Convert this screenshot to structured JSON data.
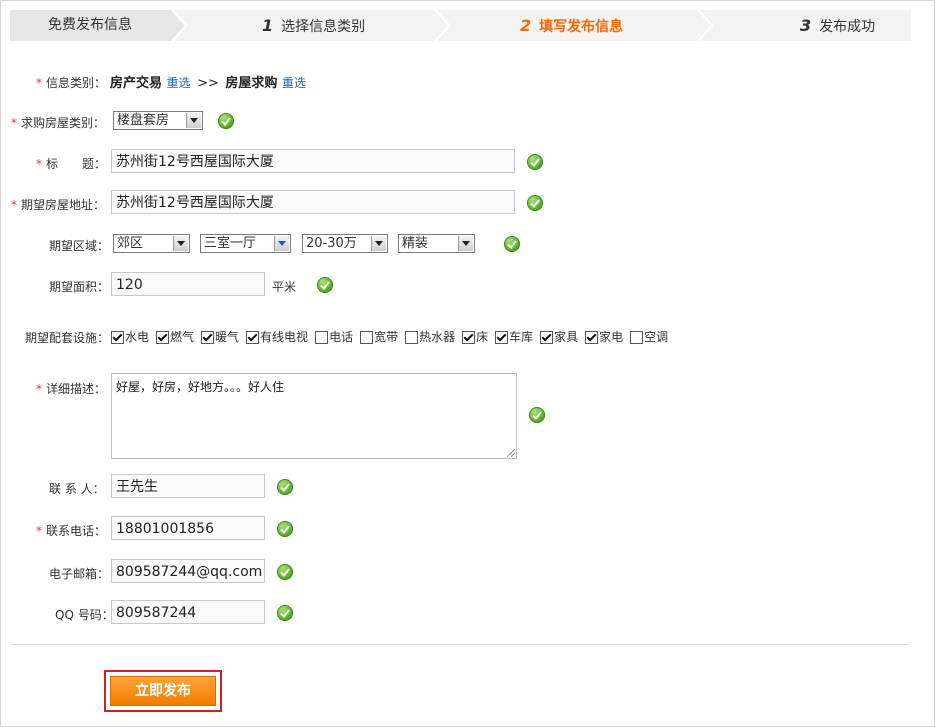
{
  "steps": [
    {
      "num": "",
      "label": "免费发布信息"
    },
    {
      "num": "1",
      "label": "选择信息类别"
    },
    {
      "num": "2",
      "label": "填写发布信息"
    },
    {
      "num": "3",
      "label": "发布成功"
    }
  ],
  "category": {
    "label": "信息类别：",
    "primary": "房产交易",
    "reselect1": "重选",
    "sep": ">>",
    "secondary": "房屋求购",
    "reselect2": "重选"
  },
  "house_type": {
    "label": "求购房屋类别：",
    "value": "楼盘套房"
  },
  "title": {
    "label": "标　　题：",
    "value": "苏州街12号西屋国际大厦"
  },
  "address": {
    "label": "期望房屋地址：",
    "value": "苏州街12号西屋国际大厦"
  },
  "area_region": {
    "label": "期望区域：",
    "district": "郊区",
    "rooms": "三室一厅",
    "price": "20-30万",
    "decoration": "精装"
  },
  "size": {
    "label": "期望面积：",
    "value": "120",
    "unit": "平米"
  },
  "facilities": {
    "label": "期望配套设施：",
    "items": [
      {
        "label": "水电",
        "checked": true
      },
      {
        "label": "燃气",
        "checked": true
      },
      {
        "label": "暖气",
        "checked": true
      },
      {
        "label": "有线电视",
        "checked": true
      },
      {
        "label": "电话",
        "checked": false
      },
      {
        "label": "宽带",
        "checked": false
      },
      {
        "label": "热水器",
        "checked": false
      },
      {
        "label": "床",
        "checked": true
      },
      {
        "label": "车库",
        "checked": true
      },
      {
        "label": "家具",
        "checked": true
      },
      {
        "label": "家电",
        "checked": true
      },
      {
        "label": "空调",
        "checked": false
      }
    ]
  },
  "description": {
    "label": "详细描述：",
    "value": "好屋，好房，好地方。。。好人住"
  },
  "contact": {
    "label": "联 系 人：",
    "value": "王先生"
  },
  "phone": {
    "label": "联系电话：",
    "value": "18801001856"
  },
  "email": {
    "label": "电子邮箱：",
    "value": "809587244@qq.com"
  },
  "qq": {
    "label": "QQ 号码：",
    "value": "809587244"
  },
  "required_mark": "*",
  "submit_label": "立即发布",
  "colors": {
    "accent": "#ff6600",
    "ok_green": "#4ea81f",
    "link": "#1a66c3",
    "required": "#e4393c"
  }
}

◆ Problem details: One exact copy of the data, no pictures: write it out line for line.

◆ Exercise solution:
Convert this screenshot to structured JSON data.
{
  "steps": [
    {
      "num": "",
      "label": "免费发布信息"
    },
    {
      "num": "1",
      "label": "选择信息类别"
    },
    {
      "num": "2",
      "label": "填写发布信息"
    },
    {
      "num": "3",
      "label": "发布成功"
    }
  ],
  "category": {
    "label": "信息类别：",
    "primary": "房产交易",
    "reselect1": "重选",
    "sep": ">>",
    "secondary": "房屋求购",
    "reselect2": "重选"
  },
  "house_type": {
    "label": "求购房屋类别：",
    "value": "楼盘套房"
  },
  "title": {
    "label": "标　　题：",
    "value": "苏州街12号西屋国际大厦"
  },
  "address": {
    "label": "期望房屋地址：",
    "value": "苏州街12号西屋国际大厦"
  },
  "area_region": {
    "label": "期望区域：",
    "district": "郊区",
    "rooms": "三室一厅",
    "price": "20-30万",
    "decoration": "精装"
  },
  "size": {
    "label": "期望面积：",
    "value": "120",
    "unit": "平米"
  },
  "facilities": {
    "label": "期望配套设施：",
    "items": [
      {
        "label": "水电",
        "checked": true
      },
      {
        "label": "燃气",
        "checked": true
      },
      {
        "label": "暖气",
        "checked": true
      },
      {
        "label": "有线电视",
        "checked": true
      },
      {
        "label": "电话",
        "checked": false
      },
      {
        "label": "宽带",
        "checked": false
      },
      {
        "label": "热水器",
        "checked": false
      },
      {
        "label": "床",
        "checked": true
      },
      {
        "label": "车库",
        "checked": true
      },
      {
        "label": "家具",
        "checked": true
      },
      {
        "label": "家电",
        "checked": true
      },
      {
        "label": "空调",
        "checked": false
      }
    ]
  },
  "description": {
    "label": "详细描述：",
    "value": "好屋，好房，好地方。。。好人住"
  },
  "contact": {
    "label": "联 系 人：",
    "value": "王先生"
  },
  "phone": {
    "label": "联系电话：",
    "value": "18801001856"
  },
  "email": {
    "label": "电子邮箱：",
    "value": "809587244@qq.com"
  },
  "qq": {
    "label": "QQ 号码：",
    "value": "809587244"
  },
  "required_mark": "*",
  "submit_label": "立即发布",
  "colors": {
    "accent": "#ff6600",
    "ok_green": "#4ea81f",
    "link": "#1a66c3",
    "required": "#e4393c"
  }
}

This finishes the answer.